Retype the records below exactly as they appear.

BEGIN

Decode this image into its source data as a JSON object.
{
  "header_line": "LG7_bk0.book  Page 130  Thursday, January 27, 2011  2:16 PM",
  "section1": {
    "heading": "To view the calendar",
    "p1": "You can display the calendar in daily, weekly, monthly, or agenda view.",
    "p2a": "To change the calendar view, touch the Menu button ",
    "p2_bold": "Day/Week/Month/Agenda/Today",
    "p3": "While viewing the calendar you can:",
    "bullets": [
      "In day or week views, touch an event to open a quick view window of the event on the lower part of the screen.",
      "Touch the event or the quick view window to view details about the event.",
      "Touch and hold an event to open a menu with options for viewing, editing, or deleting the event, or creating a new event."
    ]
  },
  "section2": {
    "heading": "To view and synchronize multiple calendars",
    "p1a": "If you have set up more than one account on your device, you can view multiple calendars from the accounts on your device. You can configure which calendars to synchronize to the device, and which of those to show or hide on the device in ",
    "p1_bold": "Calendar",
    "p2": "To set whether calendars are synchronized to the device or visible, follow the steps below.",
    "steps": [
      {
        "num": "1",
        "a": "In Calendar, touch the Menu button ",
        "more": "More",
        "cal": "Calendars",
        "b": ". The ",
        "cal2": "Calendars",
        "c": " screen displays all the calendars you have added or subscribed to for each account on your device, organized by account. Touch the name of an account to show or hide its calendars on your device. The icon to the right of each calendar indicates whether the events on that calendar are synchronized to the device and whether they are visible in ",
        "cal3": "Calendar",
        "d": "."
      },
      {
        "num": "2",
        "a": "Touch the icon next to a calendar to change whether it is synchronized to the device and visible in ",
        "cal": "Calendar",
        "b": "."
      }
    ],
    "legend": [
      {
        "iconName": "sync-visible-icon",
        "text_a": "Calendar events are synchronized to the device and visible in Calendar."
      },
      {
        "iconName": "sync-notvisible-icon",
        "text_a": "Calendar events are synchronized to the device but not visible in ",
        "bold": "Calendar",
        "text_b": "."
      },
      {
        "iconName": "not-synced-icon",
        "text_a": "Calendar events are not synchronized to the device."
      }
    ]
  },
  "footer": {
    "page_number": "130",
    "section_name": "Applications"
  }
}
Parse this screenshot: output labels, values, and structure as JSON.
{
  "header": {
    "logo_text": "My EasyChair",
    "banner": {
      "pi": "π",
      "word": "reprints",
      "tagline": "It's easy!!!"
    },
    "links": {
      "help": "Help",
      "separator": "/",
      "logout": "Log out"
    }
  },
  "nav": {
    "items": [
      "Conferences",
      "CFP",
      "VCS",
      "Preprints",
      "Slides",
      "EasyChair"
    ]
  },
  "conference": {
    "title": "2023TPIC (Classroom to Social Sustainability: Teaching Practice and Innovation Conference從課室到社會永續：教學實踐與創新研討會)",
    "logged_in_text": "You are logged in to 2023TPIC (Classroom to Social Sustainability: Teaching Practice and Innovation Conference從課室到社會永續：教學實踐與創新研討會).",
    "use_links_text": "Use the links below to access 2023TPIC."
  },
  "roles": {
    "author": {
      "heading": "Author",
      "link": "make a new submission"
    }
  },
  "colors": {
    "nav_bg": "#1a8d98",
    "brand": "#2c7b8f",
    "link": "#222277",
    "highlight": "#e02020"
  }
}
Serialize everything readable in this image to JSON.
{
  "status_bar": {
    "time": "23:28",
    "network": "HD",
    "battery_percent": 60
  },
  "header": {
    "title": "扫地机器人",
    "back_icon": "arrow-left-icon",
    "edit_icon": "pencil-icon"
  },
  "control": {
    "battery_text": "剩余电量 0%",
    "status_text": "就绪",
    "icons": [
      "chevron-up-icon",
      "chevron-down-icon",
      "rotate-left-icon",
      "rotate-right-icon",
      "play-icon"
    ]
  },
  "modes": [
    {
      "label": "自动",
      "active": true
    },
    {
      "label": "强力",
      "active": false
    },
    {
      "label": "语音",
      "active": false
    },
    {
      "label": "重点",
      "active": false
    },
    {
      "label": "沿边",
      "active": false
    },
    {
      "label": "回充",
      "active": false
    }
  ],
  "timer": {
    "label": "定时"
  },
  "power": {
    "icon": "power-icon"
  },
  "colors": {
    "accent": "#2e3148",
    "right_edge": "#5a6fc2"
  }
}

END

RESPONSE TO THE EXERCISE —
Decode this image into its source data as a JSON object.
{
  "header_line": "LG7_bk0.book  Page 130  Thursday, January 27, 2011  2:16 PM",
  "section1": {
    "heading": "To view the calendar",
    "p1": "You can display the calendar in daily, weekly, monthly, or agenda view.",
    "p2a": "To change the calendar view, touch the Menu button ",
    "p2_bold": "Day/Week/Month/Agenda/Today",
    "p3": "While viewing the calendar you can:",
    "bullets": [
      "In day or week views, touch an event to open a quick view window of the event on the lower part of the screen.",
      "Touch the event or the quick view window to view details about the event.",
      "Touch and hold an event to open a menu with options for viewing, editing, or deleting the event, or creating a new event."
    ]
  },
  "section2": {
    "heading": "To view and synchronize multiple calendars",
    "p1a": "If you have set up more than one account on your device, you can view multiple calendars from the accounts on your device. You can configure which calendars to synchronize to the device, and which of those to show or hide on the device in ",
    "p1_bold": "Calendar",
    "p2": "To set whether calendars are synchronized to the device or visible, follow the steps below.",
    "steps": [
      {
        "num": "1",
        "a": "In Calendar, touch the Menu button ",
        "more": "More",
        "cal": "Calendars",
        "b": ". The ",
        "cal2": "Calendars",
        "c": " screen displays all the calendars you have added or subscribed to for each account on your device, organized by account. Touch the name of an account to show or hide its calendars on your device. The icon to the right of each calendar indicates whether the events on that calendar are synchronized to the device and whether they are visible in ",
        "cal3": "Calendar",
        "d": "."
      },
      {
        "num": "2",
        "a": "Touch the icon next to a calendar to change whether it is synchronized to the device and visible in ",
        "cal": "Calendar",
        "b": "."
      }
    ],
    "legend": [
      {
        "iconName": "sync-visible-icon",
        "text_a": "Calendar events are synchronized to the device and visible in Calendar."
      },
      {
        "iconName": "sync-notvisible-icon",
        "text_a": "Calendar events are synchronized to the device but not visible in ",
        "bold": "Calendar",
        "text_b": "."
      },
      {
        "iconName": "not-synced-icon",
        "text_a": "Calendar events are not synchronized to the device."
      }
    ]
  },
  "footer": {
    "page_number": "130",
    "section_name": "Applications"
  }
}
Parse this screenshot: output labels, values, and structure as JSON.
{
  "header": {
    "logo_text": "My EasyChair",
    "banner": {
      "pi": "π",
      "word": "reprints",
      "tagline": "It's easy!!!"
    },
    "links": {
      "help": "Help",
      "separator": "/",
      "logout": "Log out"
    }
  },
  "nav": {
    "items": [
      "Conferences",
      "CFP",
      "VCS",
      "Preprints",
      "Slides",
      "EasyChair"
    ]
  },
  "conference": {
    "title": "2023TPIC (Classroom to Social Sustainability: Teaching Practice and Innovation Conference從課室到社會永續：教學實踐與創新研討會)",
    "logged_in_text": "You are logged in to 2023TPIC (Classroom to Social Sustainability: Teaching Practice and Innovation Conference從課室到社會永續：教學實踐與創新研討會).",
    "use_links_text": "Use the links below to access 2023TPIC."
  },
  "roles": {
    "author": {
      "heading": "Author",
      "link": "make a new submission"
    }
  },
  "colors": {
    "nav_bg": "#1a8d98",
    "brand": "#2c7b8f",
    "link": "#222277",
    "highlight": "#e02020"
  }
}
Serialize everything readable in this image to JSON.
{
  "status_bar": {
    "time": "23:28",
    "network": "HD",
    "battery_percent": 60
  },
  "header": {
    "title": "扫地机器人",
    "back_icon": "arrow-left-icon",
    "edit_icon": "pencil-icon"
  },
  "control": {
    "battery_text": "剩余电量 0%",
    "status_text": "就绪",
    "icons": [
      "chevron-up-icon",
      "chevron-down-icon",
      "rotate-left-icon",
      "rotate-right-icon",
      "play-icon"
    ]
  },
  "modes": [
    {
      "label": "自动",
      "active": true
    },
    {
      "label": "强力",
      "active": false
    },
    {
      "label": "语音",
      "active": false
    },
    {
      "label": "重点",
      "active": false
    },
    {
      "label": "沿边",
      "active": false
    },
    {
      "label": "回充",
      "active": false
    }
  ],
  "timer": {
    "label": "定时"
  },
  "power": {
    "icon": "power-icon"
  },
  "colors": {
    "accent": "#2e3148",
    "right_edge": "#5a6fc2"
  }
}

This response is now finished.